What the exercise asks:
Say how many lines of the entries below include "Treatment", giving nothing but that number.

Records from a collection
━━━━━━━━━━

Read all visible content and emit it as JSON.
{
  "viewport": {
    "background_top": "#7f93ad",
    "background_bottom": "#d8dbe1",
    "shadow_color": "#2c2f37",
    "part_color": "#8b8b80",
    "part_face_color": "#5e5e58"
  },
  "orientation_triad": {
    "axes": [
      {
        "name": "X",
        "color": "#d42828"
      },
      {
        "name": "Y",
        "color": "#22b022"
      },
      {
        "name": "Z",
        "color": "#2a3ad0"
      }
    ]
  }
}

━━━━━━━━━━

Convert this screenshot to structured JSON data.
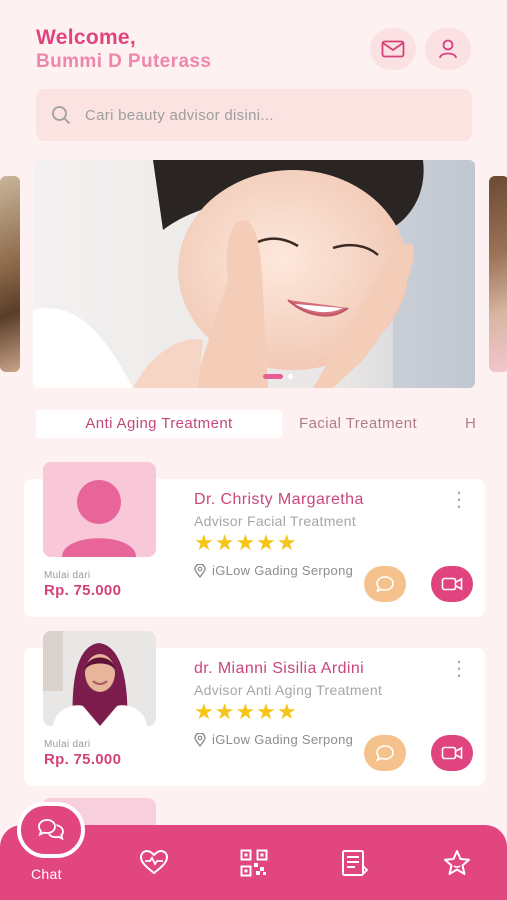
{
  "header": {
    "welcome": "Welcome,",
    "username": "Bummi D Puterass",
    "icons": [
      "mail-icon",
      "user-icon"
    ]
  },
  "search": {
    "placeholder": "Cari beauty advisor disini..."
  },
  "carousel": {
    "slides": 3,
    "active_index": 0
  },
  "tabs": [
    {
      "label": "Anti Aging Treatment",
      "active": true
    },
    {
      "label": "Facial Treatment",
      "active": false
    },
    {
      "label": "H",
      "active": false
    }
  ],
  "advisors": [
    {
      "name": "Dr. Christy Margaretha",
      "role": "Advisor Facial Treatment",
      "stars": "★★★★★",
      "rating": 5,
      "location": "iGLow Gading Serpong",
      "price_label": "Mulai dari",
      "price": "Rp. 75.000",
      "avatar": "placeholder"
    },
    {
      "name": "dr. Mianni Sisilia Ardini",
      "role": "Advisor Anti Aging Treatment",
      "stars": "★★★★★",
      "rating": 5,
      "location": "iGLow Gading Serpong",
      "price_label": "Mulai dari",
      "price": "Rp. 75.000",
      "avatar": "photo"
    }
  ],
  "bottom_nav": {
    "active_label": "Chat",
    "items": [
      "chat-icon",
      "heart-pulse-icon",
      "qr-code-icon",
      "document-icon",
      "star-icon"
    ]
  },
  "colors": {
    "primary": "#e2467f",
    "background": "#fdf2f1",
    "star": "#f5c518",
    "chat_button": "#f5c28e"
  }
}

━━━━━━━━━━

Exercise result:
4